Once upon a time, which seems like not too long ago, I had the pleasure and honor of joining Keepers of The Culture, Philadelphia’s only African American Storytelling Group. It’s not everyday you join an organization that inspires you to further your education in the Oral Tradition and motivates your grandchild to apply storytelling in every aspect of her learning.
There were times my granddaughter Astarte’ and I would travel by: car, subway or bus to attend one storytelling event or another. We would go to libraries, community centers, schools, etc. just like two children spellbound while listening to stories.

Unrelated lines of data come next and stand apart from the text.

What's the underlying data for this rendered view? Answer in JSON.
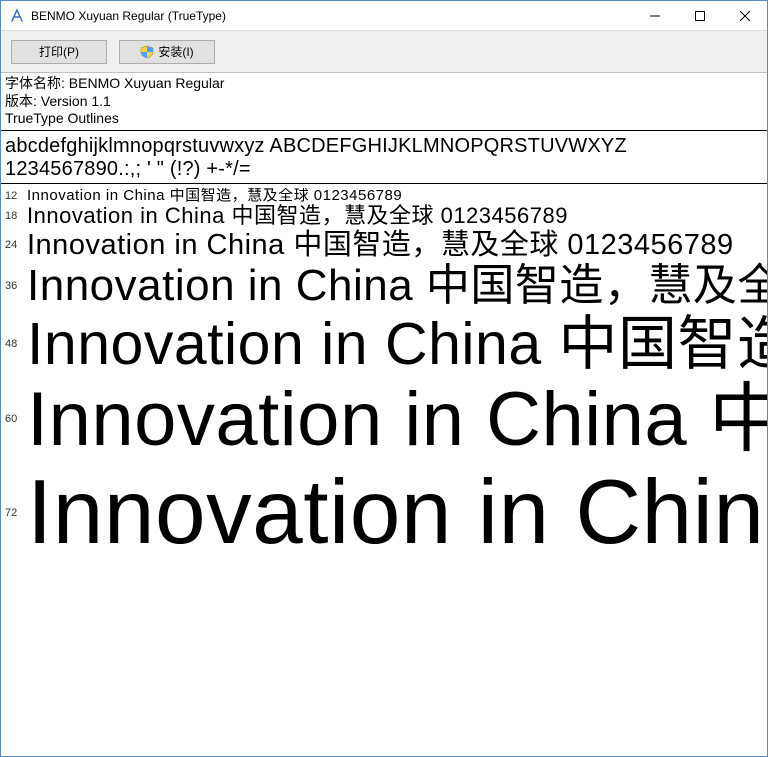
{
  "titlebar": {
    "title": "BENMO Xuyuan Regular (TrueType)"
  },
  "toolbar": {
    "print_label": "打印(P)",
    "install_label": "安装(I)"
  },
  "meta": {
    "name_line": "字体名称: BENMO Xuyuan Regular",
    "version_line": "版本: Version 1.1",
    "outlines_line": "TrueType Outlines"
  },
  "charset": {
    "line1": "abcdefghijklmnopqrstuvwxyz ABCDEFGHIJKLMNOPQRSTUVWXYZ",
    "line2": "1234567890.:,; ' \" (!?) +-*/="
  },
  "sample_text": "Innovation in China 中国智造，慧及全球 0123456789",
  "sizes": {
    "s12": "12",
    "s18": "18",
    "s24": "24",
    "s36": "36",
    "s48": "48",
    "s60": "60",
    "s72": "72"
  }
}
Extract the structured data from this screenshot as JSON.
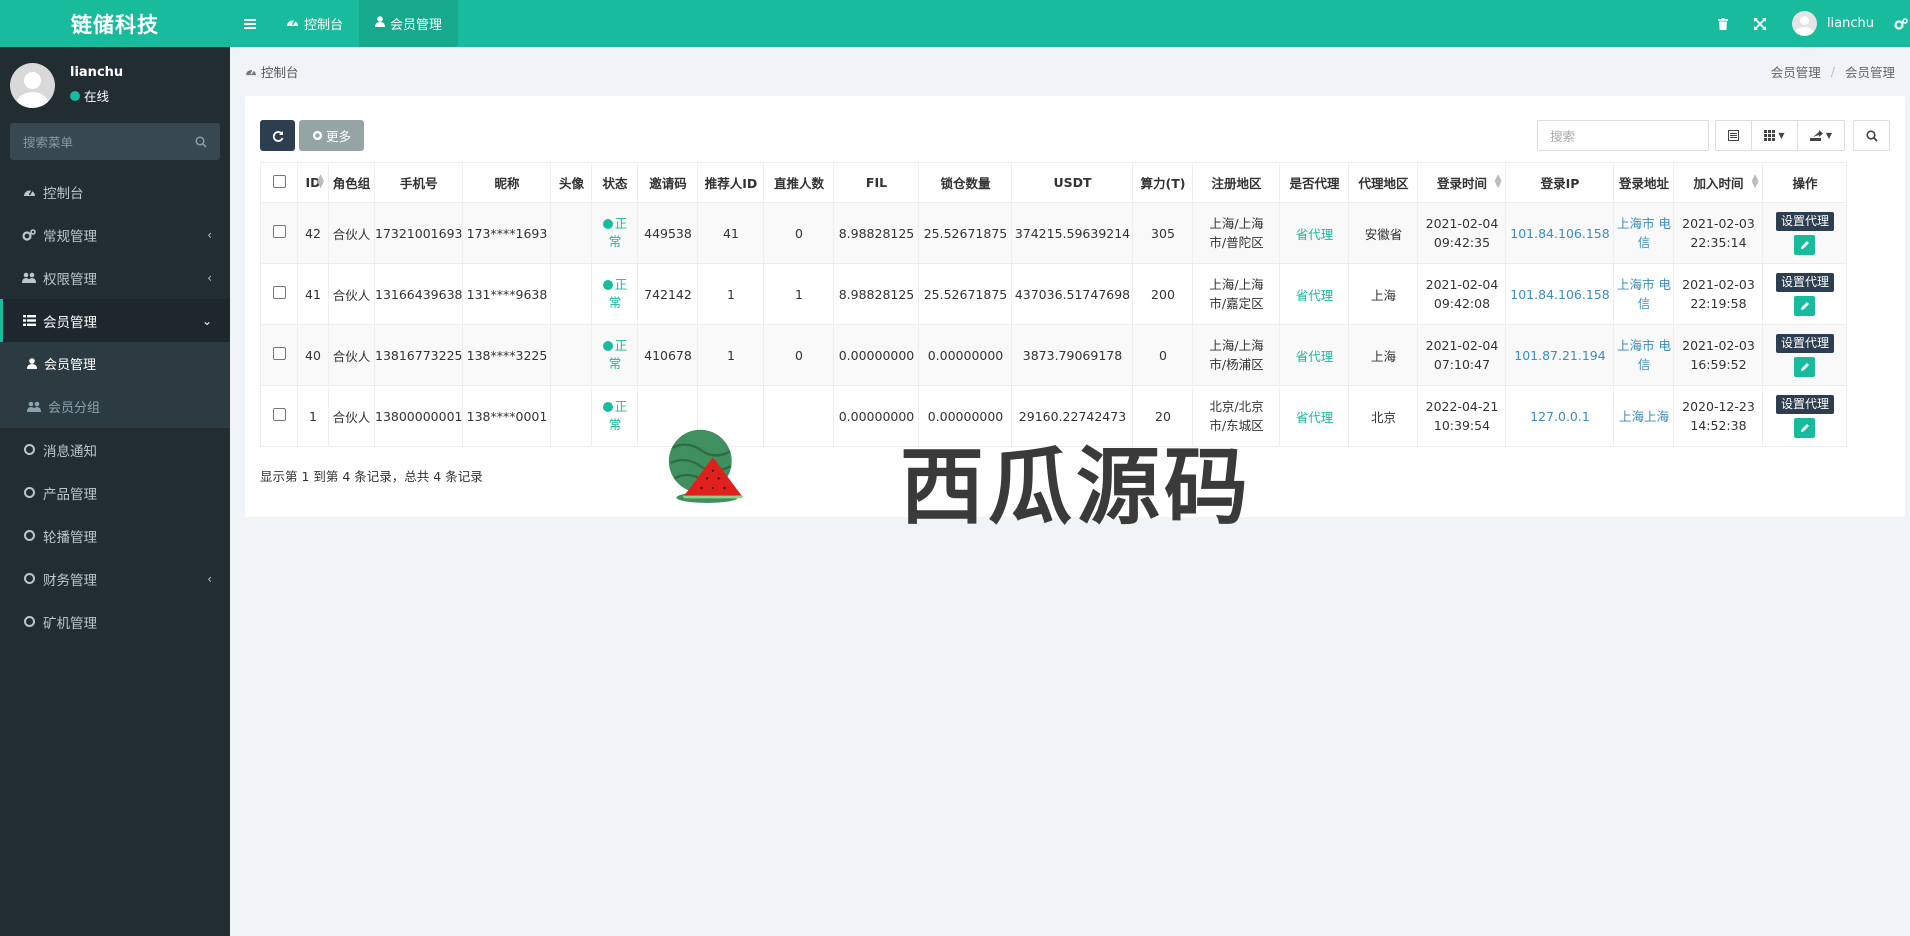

I remember attending a program at the Free Library of Philadelphia’s main branch. There on the stage stood a woman dressed in regal afro-centric clothing. Her voice was as smooth as silk. I sat mesmerized by veteran storyteller Charlotte Blake-Alston (a founding member of KOTC). I approached Charlotte after the performance and told her that I wanted to tell stories just like her. Her reply was humble and wise. She encouraged me to find my own voice and that I did.
Not only did I find my own voice but also I pursued a master’s degree in the Oral Tradition.
In 2005 I had the pleasure of sharing my family story quilt with a group of seniors at Temple University PASCEP program. This was the start of a bonding relationship (our love for quilts) between Miss Beam and I. Miss Beam enjoyed the presentation so much she went back to her apartment and collected over 100 neckties from distinguished gentlemen in her high rise building. She handed me the duffle bags filled with ties and told me to do something with them.
Long story short… I found a sansan draped across the chair during my journey to Ghana, West Africa. The idea to sew the tips of the ties around the sansan came to mind. I sought the advice of my elders on how to put a project together. The late Mrs. Annie Hyman, the founder of PASCEP encouraged me via telephone all the way from Alabama to form a sister circle, writing and sewing camp in the comfort of my home.
I decided to form a non-profit in order to solicit funds for a play that I wrote and directed titled “The Ties That Bind Us.” In December 2008, Sankofa Youth and Creative Arts, a division of Regenerating Our Offspring Through Stories, was formed.
Astarte graduated from Hampton University class of 2020 and still applies the art of storytelling to her everyday life.